Today I learned how to transfer myself from the bed to a wheelchair using a long, skinny plastic board as a bridge. I did this three times successfully, with very little help actually. But it was exhausting.
For 12 weeks my pelvis can not carry any weight at all. Those 12 weeks will give the plate used to treat my diastasis symphysis pubis time to heal. My pelvic separation has been treated with a plate and six locking screws.
Each time I transition from the bed to my wheelchair or the chair to the toilet I have to do it without putting my feet on the floor. I realized today, however, that is it basically an instinct to brace with your feet.
Hillary, the physical therapist who visited me this morning, was patient and kind. She explained what would happen and stood near me to be sure I wouldn’t fall. But I did the work myself. There are six steps to the process:
- Be sure the wheelchair’s arm is removed and it is locked in place as close to the bed as possible.
- Position myself sitting at the edge of the bed.
- Tilt myself to the right and nudge the transfer board under my bum.
- Make sure the other end of the board is solidly on the chair.
- Lift up with my arms, shifting myself toward the chair.
- Remove the board once I’m securely in place.
Hillary put in an order for my wheelchair that we will rent, for a transfer board and for a visit or two by a home health care nurse who can evaluate our place and make sure we have everything we need for me to be as independent as possible.
Tomorrow I will learn to transfer to a commode and they can remove my catheter. An occupational therapist will teach me how to get my pants down without using my legs. Right now I can’t really imagine how that’s going to work, but I know I will do it. Once I can do that then I will have met the requirements for discharge.
But I probably won’t be leaving until at least Monday. Dr. Sojka discovered during surgery that my bones are soft. He got an endocrinologist involved and today I had blood taken for testing and a series of x-rays of my arms and legs. I don’t have a diagnosis related to my bones yet. All I know so far is the softness of my bones caused Dr. Sojka to have to use locking screws to keep my plate in place. Those locking screws will make my pelvis more rigid than he had planned and there is a chance the plate and screws would need to be removed in the future.

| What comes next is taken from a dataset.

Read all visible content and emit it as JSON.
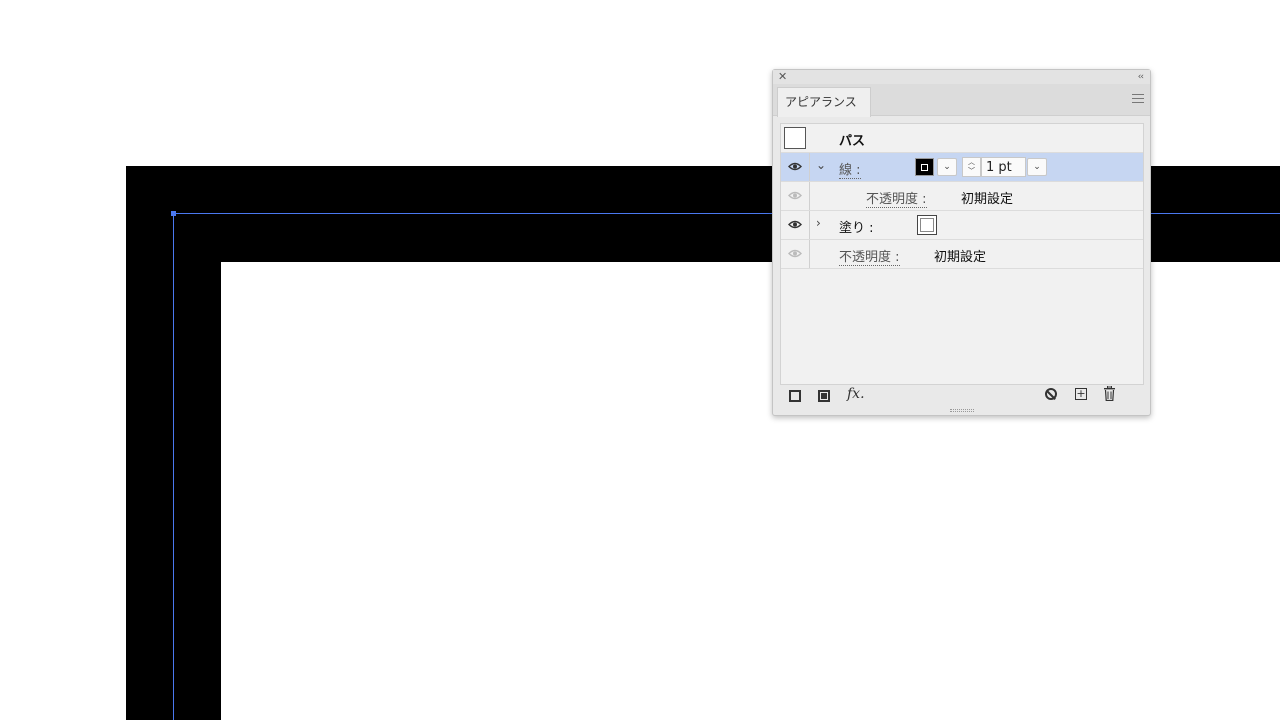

This was a curve ball, for sure, but if there is something going on that needs to be fixed I am glad to be in a place that can fix it. I was told today to expect testing at the osteoporosis center before being discharged and my nurse told me that some of the blood tests had to be sent away for analysis. She wasn’t able to say if I would be here until all the results were in. I hope we will learn a lot more tomorrow.